Ko Samui (or Koh Samui, Thai: เกาะสมุย) is an island off the east coast of the Kra Isthmus, Thailand. Geographically in the Chumphon Archipelago, it is part of Surat Thani Province, though as of 2012, Ko Samui was granted Municipality status and thus is now locally self-governing. Ko Samui is Thailand’s second-largest island after Phuket, with an area of 228.7 km2, a population of over 63,000 and a hotel occupancy rate of 73 percent as the number of visitors continues to increase. Abundant tourist resources, sandy beaches, coral reefs, and coconut trees are present on the island.
The island was probably first inhabited about 15 centuries ago, settled by fishermen from the Malay Peninsula and southern China. It appears on Chinese maps dating back to 1687, under the name Pulo Cornam. The name samui is mysterious in itself. Perhaps it is an extension of the name of one of the native trees, mui. Some people believe that the word “samui” derives from the Malay word “saboey”, or “safe haven”, although there appears to be no credible corroboration of this. Ko is the Thai word for “island”.
Until the late-20th century, Ko Samui was an isolated self-sufficient community, having little connection with the mainland of Thailand.

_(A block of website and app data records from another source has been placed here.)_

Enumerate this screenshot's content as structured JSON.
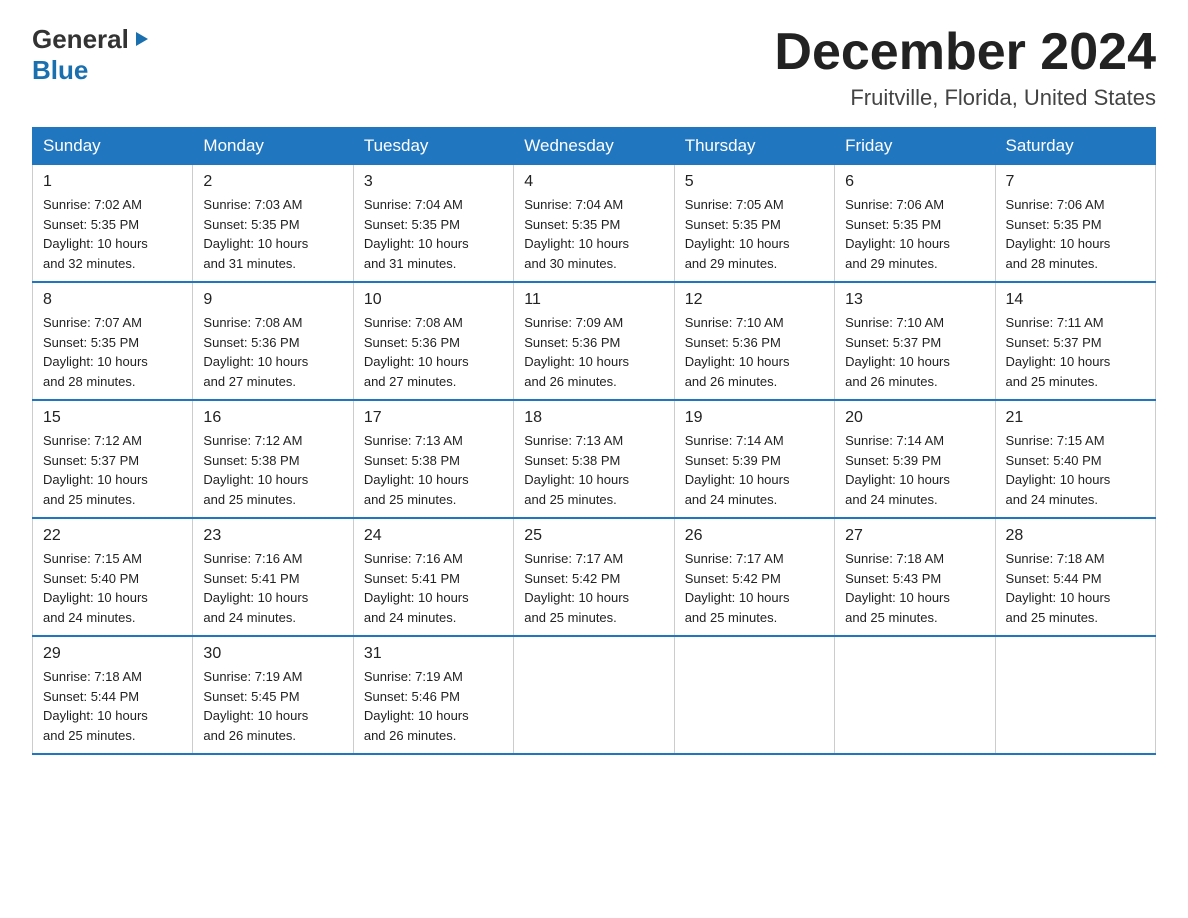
{
  "header": {
    "logo_line1": "General",
    "logo_triangle": "▶",
    "logo_line2": "Blue",
    "calendar_title": "December 2024",
    "calendar_subtitle": "Fruitville, Florida, United States"
  },
  "weekdays": [
    "Sunday",
    "Monday",
    "Tuesday",
    "Wednesday",
    "Thursday",
    "Friday",
    "Saturday"
  ],
  "weeks": [
    [
      {
        "day": "1",
        "sunrise": "7:02 AM",
        "sunset": "5:35 PM",
        "daylight": "10 hours and 32 minutes."
      },
      {
        "day": "2",
        "sunrise": "7:03 AM",
        "sunset": "5:35 PM",
        "daylight": "10 hours and 31 minutes."
      },
      {
        "day": "3",
        "sunrise": "7:04 AM",
        "sunset": "5:35 PM",
        "daylight": "10 hours and 31 minutes."
      },
      {
        "day": "4",
        "sunrise": "7:04 AM",
        "sunset": "5:35 PM",
        "daylight": "10 hours and 30 minutes."
      },
      {
        "day": "5",
        "sunrise": "7:05 AM",
        "sunset": "5:35 PM",
        "daylight": "10 hours and 29 minutes."
      },
      {
        "day": "6",
        "sunrise": "7:06 AM",
        "sunset": "5:35 PM",
        "daylight": "10 hours and 29 minutes."
      },
      {
        "day": "7",
        "sunrise": "7:06 AM",
        "sunset": "5:35 PM",
        "daylight": "10 hours and 28 minutes."
      }
    ],
    [
      {
        "day": "8",
        "sunrise": "7:07 AM",
        "sunset": "5:35 PM",
        "daylight": "10 hours and 28 minutes."
      },
      {
        "day": "9",
        "sunrise": "7:08 AM",
        "sunset": "5:36 PM",
        "daylight": "10 hours and 27 minutes."
      },
      {
        "day": "10",
        "sunrise": "7:08 AM",
        "sunset": "5:36 PM",
        "daylight": "10 hours and 27 minutes."
      },
      {
        "day": "11",
        "sunrise": "7:09 AM",
        "sunset": "5:36 PM",
        "daylight": "10 hours and 26 minutes."
      },
      {
        "day": "12",
        "sunrise": "7:10 AM",
        "sunset": "5:36 PM",
        "daylight": "10 hours and 26 minutes."
      },
      {
        "day": "13",
        "sunrise": "7:10 AM",
        "sunset": "5:37 PM",
        "daylight": "10 hours and 26 minutes."
      },
      {
        "day": "14",
        "sunrise": "7:11 AM",
        "sunset": "5:37 PM",
        "daylight": "10 hours and 25 minutes."
      }
    ],
    [
      {
        "day": "15",
        "sunrise": "7:12 AM",
        "sunset": "5:37 PM",
        "daylight": "10 hours and 25 minutes."
      },
      {
        "day": "16",
        "sunrise": "7:12 AM",
        "sunset": "5:38 PM",
        "daylight": "10 hours and 25 minutes."
      },
      {
        "day": "17",
        "sunrise": "7:13 AM",
        "sunset": "5:38 PM",
        "daylight": "10 hours and 25 minutes."
      },
      {
        "day": "18",
        "sunrise": "7:13 AM",
        "sunset": "5:38 PM",
        "daylight": "10 hours and 25 minutes."
      },
      {
        "day": "19",
        "sunrise": "7:14 AM",
        "sunset": "5:39 PM",
        "daylight": "10 hours and 24 minutes."
      },
      {
        "day": "20",
        "sunrise": "7:14 AM",
        "sunset": "5:39 PM",
        "daylight": "10 hours and 24 minutes."
      },
      {
        "day": "21",
        "sunrise": "7:15 AM",
        "sunset": "5:40 PM",
        "daylight": "10 hours and 24 minutes."
      }
    ],
    [
      {
        "day": "22",
        "sunrise": "7:15 AM",
        "sunset": "5:40 PM",
        "daylight": "10 hours and 24 minutes."
      },
      {
        "day": "23",
        "sunrise": "7:16 AM",
        "sunset": "5:41 PM",
        "daylight": "10 hours and 24 minutes."
      },
      {
        "day": "24",
        "sunrise": "7:16 AM",
        "sunset": "5:41 PM",
        "daylight": "10 hours and 24 minutes."
      },
      {
        "day": "25",
        "sunrise": "7:17 AM",
        "sunset": "5:42 PM",
        "daylight": "10 hours and 25 minutes."
      },
      {
        "day": "26",
        "sunrise": "7:17 AM",
        "sunset": "5:42 PM",
        "daylight": "10 hours and 25 minutes."
      },
      {
        "day": "27",
        "sunrise": "7:18 AM",
        "sunset": "5:43 PM",
        "daylight": "10 hours and 25 minutes."
      },
      {
        "day": "28",
        "sunrise": "7:18 AM",
        "sunset": "5:44 PM",
        "daylight": "10 hours and 25 minutes."
      }
    ],
    [
      {
        "day": "29",
        "sunrise": "7:18 AM",
        "sunset": "5:44 PM",
        "daylight": "10 hours and 25 minutes."
      },
      {
        "day": "30",
        "sunrise": "7:19 AM",
        "sunset": "5:45 PM",
        "daylight": "10 hours and 26 minutes."
      },
      {
        "day": "31",
        "sunrise": "7:19 AM",
        "sunset": "5:46 PM",
        "daylight": "10 hours and 26 minutes."
      },
      null,
      null,
      null,
      null
    ]
  ],
  "labels": {
    "sunrise": "Sunrise:",
    "sunset": "Sunset:",
    "daylight": "Daylight:"
  }
}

The island was without roads until the early 1970s, and the 15 km journey from one side of the island to the other could involve a whole-day trek through the mountainous central jungles.
Economic growth has brought not only prosperity, but also major changes to the island’s environment and culture